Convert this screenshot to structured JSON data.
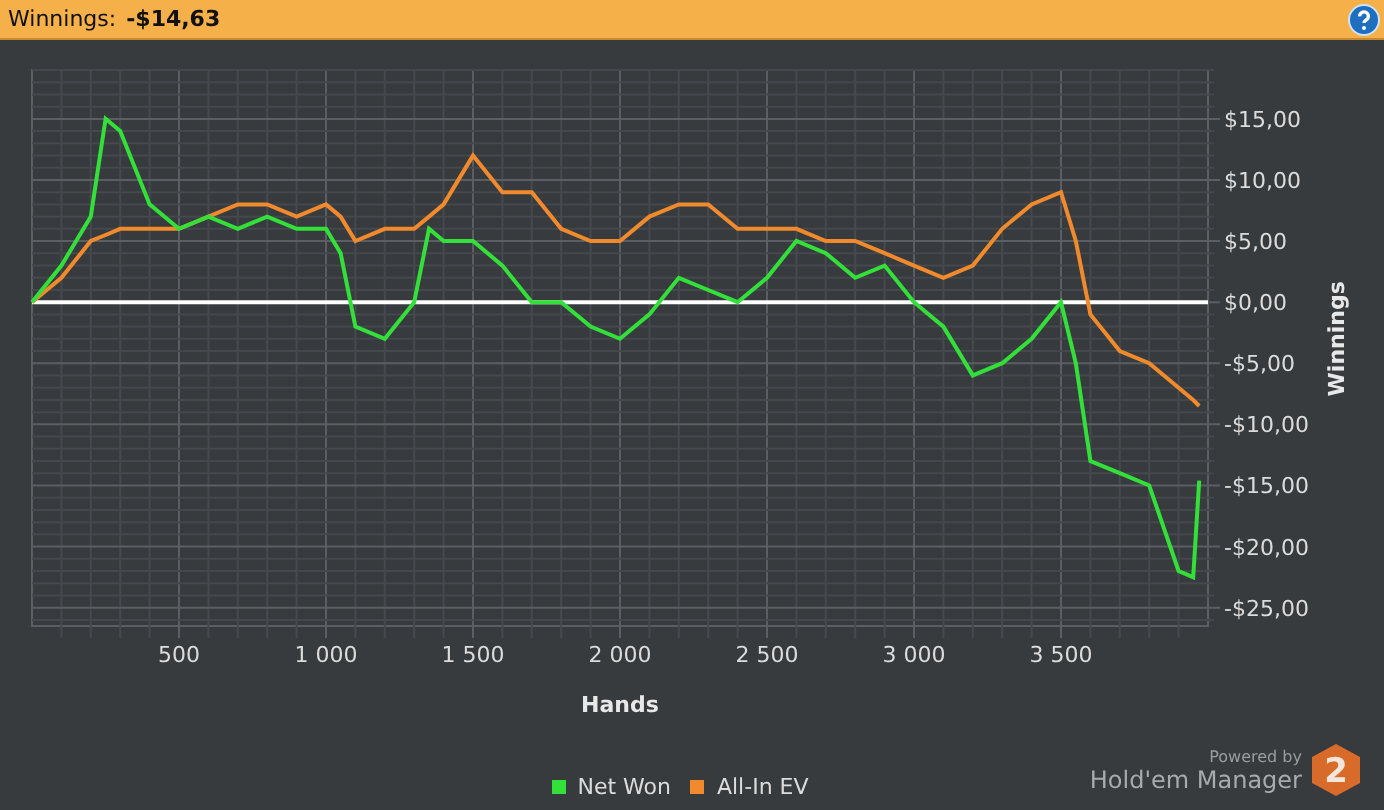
{
  "header": {
    "label": "Winnings:",
    "value": "-$14,63"
  },
  "chart": {
    "chart_data": {
      "type": "line",
      "xlabel": "Hands",
      "ylabel": "Winnings",
      "x": [
        0,
        100,
        200,
        250,
        300,
        400,
        500,
        600,
        700,
        800,
        900,
        1000,
        1050,
        1100,
        1200,
        1300,
        1350,
        1400,
        1500,
        1600,
        1700,
        1800,
        1900,
        2000,
        2100,
        2200,
        2300,
        2400,
        2500,
        2600,
        2700,
        2800,
        2900,
        3000,
        3100,
        3200,
        3300,
        3400,
        3500,
        3550,
        3600,
        3700,
        3800,
        3900,
        3950,
        3970
      ],
      "series": [
        {
          "name": "Net Won",
          "color": "#33e03a",
          "values": [
            0,
            3,
            7,
            15,
            14,
            8,
            6,
            7,
            6,
            7,
            6,
            6,
            4,
            -2,
            -3,
            0,
            6,
            5,
            5,
            3,
            0,
            0,
            -2,
            -3,
            -1,
            2,
            1,
            0,
            2,
            5,
            4,
            2,
            3,
            0,
            -2,
            -6,
            -5,
            -3,
            0,
            -5,
            -13,
            -14,
            -15,
            -22,
            -22.5,
            -14.6
          ]
        },
        {
          "name": "All-In EV",
          "color": "#f08a2c",
          "values": [
            0,
            2,
            5,
            5.5,
            6,
            6,
            6,
            7,
            8,
            8,
            7,
            8,
            7,
            5,
            6,
            6,
            7,
            8,
            12,
            9,
            9,
            6,
            5,
            5,
            7,
            8,
            8,
            6,
            6,
            6,
            5,
            5,
            4,
            3,
            2,
            3,
            6,
            8,
            9,
            5,
            -1,
            -4,
            -5,
            -7,
            -8,
            -8.5
          ]
        }
      ],
      "grid": true,
      "xlim": [
        0,
        4000
      ],
      "ylim": [
        -26.5,
        19
      ],
      "xticks": [
        {
          "value": 500,
          "label": "500"
        },
        {
          "value": 1000,
          "label": "1 000"
        },
        {
          "value": 1500,
          "label": "1 500"
        },
        {
          "value": 2000,
          "label": "2 000"
        },
        {
          "value": 2500,
          "label": "2 500"
        },
        {
          "value": 3000,
          "label": "3 000"
        },
        {
          "value": 3500,
          "label": "3 500"
        }
      ],
      "yticks": [
        {
          "value": 15,
          "label": "$15,00"
        },
        {
          "value": 10,
          "label": "$10,00"
        },
        {
          "value": 5,
          "label": "$5,00"
        },
        {
          "value": 0,
          "label": "$0,00"
        },
        {
          "value": -5,
          "label": "-$5,00"
        },
        {
          "value": -10,
          "label": "-$10,00"
        },
        {
          "value": -15,
          "label": "-$15,00"
        },
        {
          "value": -20,
          "label": "-$20,00"
        },
        {
          "value": -25,
          "label": "-$25,00"
        }
      ]
    }
  },
  "branding": {
    "tagline": "Powered by",
    "product": "Hold'em Manager",
    "badge": "2"
  }
}
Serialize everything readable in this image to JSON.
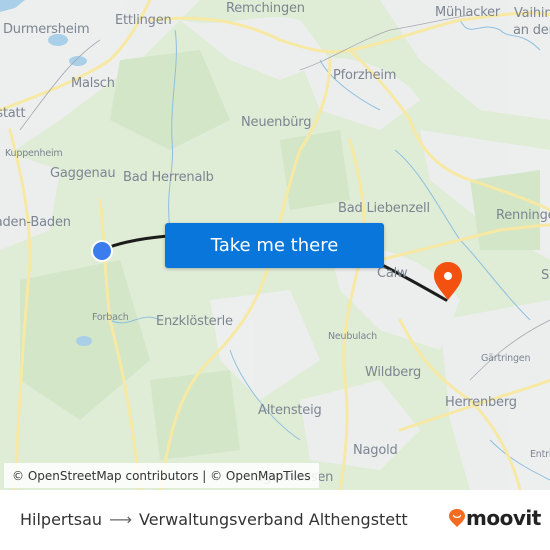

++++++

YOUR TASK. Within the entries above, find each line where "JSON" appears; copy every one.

ANSWER AREA.
Convert this screenshot to structured JSON data.
Serialize everything readable in this image to JSON.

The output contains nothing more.